SUPPLIED INFORMATION
[Start of Attachment]

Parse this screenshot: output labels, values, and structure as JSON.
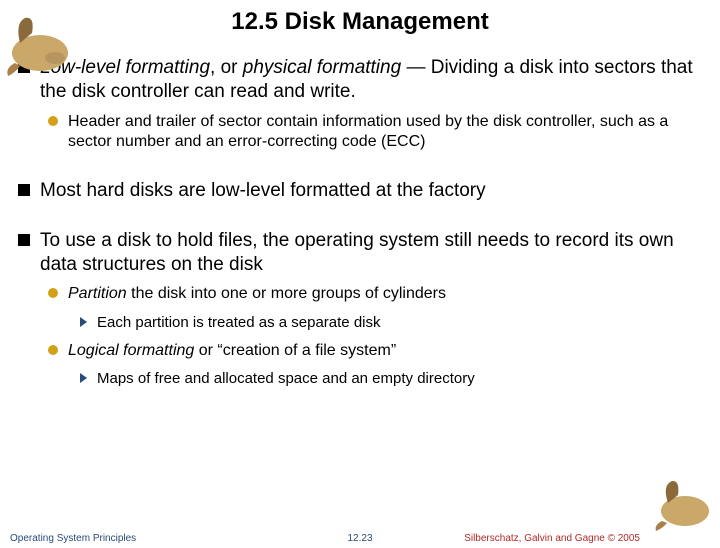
{
  "title": "12.5 Disk Management",
  "bullets": {
    "p1_a": "Low-level formatting",
    "p1_b": ", or ",
    "p1_c": "physical formatting",
    "p1_d": " — Dividing a disk into sectors that the disk controller can read and write.",
    "p1_sub1": "Header and trailer of sector contain information used by the disk controller, such as a sector number and an error-correcting code (ECC)",
    "p2": "Most hard disks are low-level formatted at the factory",
    "p3": "To use a disk to hold files, the operating system still needs to record its own data structures on the disk",
    "p3_sub1_a": "Partition",
    "p3_sub1_b": " the disk into one or more groups of cylinders",
    "p3_sub1_sub1": "Each partition is treated as a separate disk",
    "p3_sub2_a": "Logical formatting",
    "p3_sub2_b": " or “creation of a file system”",
    "p3_sub2_sub1": "Maps of free and allocated space and an empty directory"
  },
  "footer": {
    "left": "Operating System Principles",
    "center": "12.23",
    "right": "Silberschatz, Galvin and Gagne © 2005"
  }
}
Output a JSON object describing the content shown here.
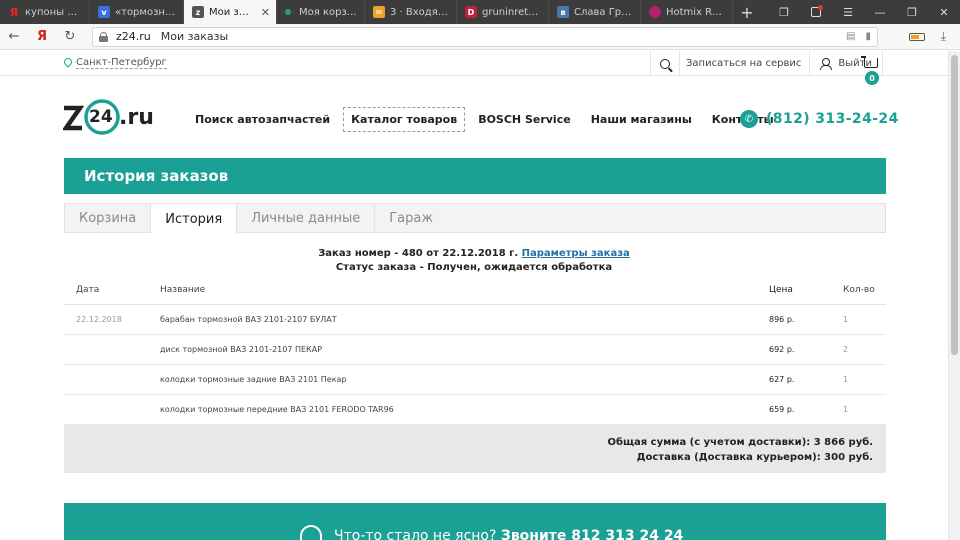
{
  "browser": {
    "tabs": [
      {
        "title": "купоны магазин",
        "favicon": "yandex-icon",
        "color": "#e22"
      },
      {
        "title": "«тормозные д",
        "favicon": "blue-v-icon",
        "color": "#3a6fd8"
      },
      {
        "title": "Мои заказы",
        "favicon": "site-icon",
        "color": "#555",
        "active": true
      },
      {
        "title": "Моя корзина",
        "favicon": "dot-icon",
        "color": "#1aa095"
      },
      {
        "title": "3 · Входящие –",
        "favicon": "mail-icon",
        "color": "#f0a020"
      },
      {
        "title": "gruninretro, Са",
        "favicon": "d-icon",
        "color": "#c0223a"
      },
      {
        "title": "Слава Грунин",
        "favicon": "vk-icon",
        "color": "#4a76a8"
      },
      {
        "title": "Hotmix Radio 8",
        "favicon": "radio-icon",
        "color": "#b0226a"
      }
    ],
    "new_tab": "+",
    "url_domain": "z24.ru",
    "url_title": "Мои заказы"
  },
  "topbar": {
    "city": "Санкт-Петербург",
    "service": "Записаться на сервис",
    "login": "Выйти",
    "cart_count": "0"
  },
  "logo": {
    "text": "24",
    "suffix": ".ru"
  },
  "nav": {
    "items": [
      "Поиск автозапчастей",
      "Каталог товаров",
      "BOSCH Service",
      "Наши магазины",
      "Контакты"
    ],
    "phone": "(812) 313-24-24"
  },
  "page_title": "История заказов",
  "tabs": [
    "Корзина",
    "История",
    "Личные данные",
    "Гараж"
  ],
  "order": {
    "line1": "Заказ номер - 480 от 22.12.2018 г.",
    "link": "Параметры заказа",
    "status": "Статус заказа - Получен, ожидается обработка"
  },
  "table": {
    "headers": {
      "date": "Дата",
      "name": "Название",
      "price": "Цена",
      "qty": "Кол-во"
    },
    "rows": [
      {
        "date": "22.12.2018",
        "name": "барабан тормозной ВАЗ 2101-2107 БУЛАТ",
        "price": "896 р.",
        "qty": "1"
      },
      {
        "date": "",
        "name": "диск тормозной ВАЗ 2101-2107 ПЕКАР",
        "price": "692 р.",
        "qty": "2"
      },
      {
        "date": "",
        "name": "колодки тормозные задние ВАЗ 2101 Пекар",
        "price": "627 р.",
        "qty": "1"
      },
      {
        "date": "",
        "name": "колодки тормозные передние ВАЗ 2101 FERODO TAR96",
        "price": "659 р.",
        "qty": "1"
      }
    ]
  },
  "totals": {
    "sum": "Общая сумма (с учетом доставки): 3 866 руб.",
    "delivery": "Доставка (Доставка курьером): 300 руб."
  },
  "footer": {
    "text": "Что-то стало не ясно?",
    "phone": "Звоните 812 313 24 24"
  },
  "colors": {
    "accent": "#1aa095",
    "link": "#1f6fa8"
  }
}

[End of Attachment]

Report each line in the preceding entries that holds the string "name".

      "name": "Название",
        "name": "барабан тормозной ВАЗ 2101-2107 БУЛАТ",
        "name": "диск тормозной ВАЗ 2101-2107 ПЕКАР",
        "name": "колодки тормозные задние ВАЗ 2101 Пекар",
        "name": "колодки тормозные передние ВАЗ 2101 FERODO TAR96",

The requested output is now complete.